A new anticoagulant, apixaban (Eliquis), is used to reduce the risk of stroke in patients with atrial fibrillation. The animal data suggest low risk and, when combined with the indication, the drug should not be withheld because of pregnancy.
The animal data for the anticonvulsant perampanel (Fycompa) suggest risk, but the absence of human pregnancy experience prevents a full assessment of the embryo-fetal risk. If the drug is used in pregnancy, physicians are encouraged to recommend that their patients enroll in the North American Antiepileptic Drug Pregnancy Registry by calling 1-888-233-2334.
The antidote, glucarpidase (Voraxaze), is used to treat toxic levels of methotrexate. Because methotrexate is contraindicated in pregnancy, it appears that there will be few opportunities for use of this drug in a pregnant woman. The same can be said for the antilipemic agent, lomitapide (Juxtapid). Decreasing the levels of lipids and cholesterol offers no benefit in pregnancy. The manufacturer classifies the agent as contraindicated because of the toxicity observed in three animal species.
Among the new antineoplastic agents approved, six are kinase inhibitors. Of these, five are in the subclass of tyrosine kinase inhibitors (trade name; indication): Axitinib (Inlyta; renal cancer), bosutinib (Bosulif; leukemia), cabozantinib (Cometriq; thyroid cancer), ponatinib (Iclusig; leukemia), and ziv-aflibercept (Zaltrap; colorectal cancer). The sixth kinase inhibitor is a multikinase inhibitor: regorafenib (Stivarga; colorectal cancer).
Other new antineoplastics are the antiandrogen enzalutamide (Xtandi; prostate cancer but could be used for other cancers), the proteasome inhibitor carfilzomib (Kyprolis; multiple myeloma), and the protein synthesis inhibitor omacetaxine (Synribo; leukemia). Pertuzumab (Perjeta; breast cancer) is a monoclonal antibody that is given in combination with trastuzumab and docetaxel. Vismodegib (Erivedge; basal cell cancer) is a miscellaneous antineoplastic that has been associated with amenorrhea in clinical trials. Animal data suggest risk of embryo-fetal harm.

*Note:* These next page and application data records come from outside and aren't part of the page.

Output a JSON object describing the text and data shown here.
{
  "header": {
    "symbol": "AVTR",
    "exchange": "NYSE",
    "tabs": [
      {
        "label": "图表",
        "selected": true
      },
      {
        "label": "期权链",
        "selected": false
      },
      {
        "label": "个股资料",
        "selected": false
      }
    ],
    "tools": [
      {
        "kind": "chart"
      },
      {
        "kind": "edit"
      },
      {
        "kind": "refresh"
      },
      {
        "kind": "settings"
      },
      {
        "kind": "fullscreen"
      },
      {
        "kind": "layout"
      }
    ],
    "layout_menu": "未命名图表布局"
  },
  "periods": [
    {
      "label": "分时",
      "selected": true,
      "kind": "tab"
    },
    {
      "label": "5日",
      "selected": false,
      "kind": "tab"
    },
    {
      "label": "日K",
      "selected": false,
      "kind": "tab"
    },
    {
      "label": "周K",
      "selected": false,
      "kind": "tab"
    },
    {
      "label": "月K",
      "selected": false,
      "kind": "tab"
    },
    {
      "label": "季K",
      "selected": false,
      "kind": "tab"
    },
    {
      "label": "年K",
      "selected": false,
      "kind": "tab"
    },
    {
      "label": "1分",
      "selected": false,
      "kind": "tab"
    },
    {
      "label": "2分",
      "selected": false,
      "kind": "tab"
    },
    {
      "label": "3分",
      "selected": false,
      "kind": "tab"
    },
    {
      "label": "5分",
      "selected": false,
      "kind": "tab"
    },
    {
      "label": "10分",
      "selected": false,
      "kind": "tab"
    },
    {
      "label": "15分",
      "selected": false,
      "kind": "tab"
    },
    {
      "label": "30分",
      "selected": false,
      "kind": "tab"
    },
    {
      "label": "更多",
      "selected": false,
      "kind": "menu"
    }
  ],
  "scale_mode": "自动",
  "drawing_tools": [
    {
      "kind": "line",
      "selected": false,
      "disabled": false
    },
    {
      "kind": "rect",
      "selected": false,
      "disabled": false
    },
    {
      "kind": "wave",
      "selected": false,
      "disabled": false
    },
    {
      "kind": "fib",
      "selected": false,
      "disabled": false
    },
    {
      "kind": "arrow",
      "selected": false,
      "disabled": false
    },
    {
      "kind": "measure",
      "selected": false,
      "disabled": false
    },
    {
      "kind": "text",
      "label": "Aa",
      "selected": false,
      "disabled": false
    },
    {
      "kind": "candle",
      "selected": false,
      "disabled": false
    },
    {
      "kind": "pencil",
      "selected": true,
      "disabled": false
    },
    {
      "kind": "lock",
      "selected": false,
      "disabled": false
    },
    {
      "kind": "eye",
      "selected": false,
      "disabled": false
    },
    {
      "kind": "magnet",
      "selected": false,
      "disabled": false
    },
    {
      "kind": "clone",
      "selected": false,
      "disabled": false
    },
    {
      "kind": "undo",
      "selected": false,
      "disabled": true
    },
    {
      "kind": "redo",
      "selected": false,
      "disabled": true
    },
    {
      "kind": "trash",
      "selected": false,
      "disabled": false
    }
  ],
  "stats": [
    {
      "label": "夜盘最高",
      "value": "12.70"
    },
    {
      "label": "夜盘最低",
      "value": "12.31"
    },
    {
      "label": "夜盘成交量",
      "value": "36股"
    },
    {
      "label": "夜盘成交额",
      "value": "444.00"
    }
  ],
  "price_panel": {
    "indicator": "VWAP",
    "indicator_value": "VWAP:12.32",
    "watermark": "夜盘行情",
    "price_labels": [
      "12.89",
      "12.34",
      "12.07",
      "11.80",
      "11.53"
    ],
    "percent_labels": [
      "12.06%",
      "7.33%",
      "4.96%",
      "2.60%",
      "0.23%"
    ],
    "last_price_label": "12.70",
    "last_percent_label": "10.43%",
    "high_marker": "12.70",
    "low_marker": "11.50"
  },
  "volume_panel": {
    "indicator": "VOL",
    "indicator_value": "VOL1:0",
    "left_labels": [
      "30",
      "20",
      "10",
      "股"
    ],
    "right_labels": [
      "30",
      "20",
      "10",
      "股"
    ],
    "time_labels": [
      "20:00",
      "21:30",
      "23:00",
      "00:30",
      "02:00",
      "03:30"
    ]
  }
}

All of the above antineoplastics are contraindicated in pregnancy because their mechanisms suggest the potential for embryo-fetal harm. However, if a drug is the best choice for a woman with a severe or a potentially fatal disease, it should not be withheld because the maternal benefit should far outweigh the unknown embryo-fetal risk.
Bedaquiline (Sirturo) is a new antituberculosis agent that can be used in pregnancy because of the low risk in animal studies and its indication. The dermatologic agent, ingenol mebutate (Picato) is used topically for actinic keratosis and appears to be compatible in pregnancy, because blood levels of the drug and two of its metabolites were below the lower limit of quantification (0.1 ng/mL).
The three endocrine/metabolic agents are ivacaftor (Kalydeco; cystic fibrosis), taliglucerase alfa (Elelyso; Gaucher disease), and pasireotide (Signifor; Cushing’s disease). The animal data for ivacaftor suggest low risk. Taliglucerase alfa appears to be compatible in pregnancy because it might reduce the risk of spontaneous abortion and bleeding complications. However, based on animal data, if a pregnant woman takes pasireotide, she should be informed of the potential risk, including abortion, to her embryo and/or fetus.
There are four gastrointestinal agents: crofelemer (Fulyzaq; antidiarrheal), linaclotide (Linzess; laxative), teduglutide (Gattex; short bowel syndrome), and the combination of sodium picosulfate, magnesium oxide, and citric acid (Prepopik; osmotic laxative). All appear to be compatible in pregnancy because of limited, if any, absorption (crofelemer, linaclotide, and sodium picosulfate) or because it is an analogue of a naturally occurring peptide (teduglutide).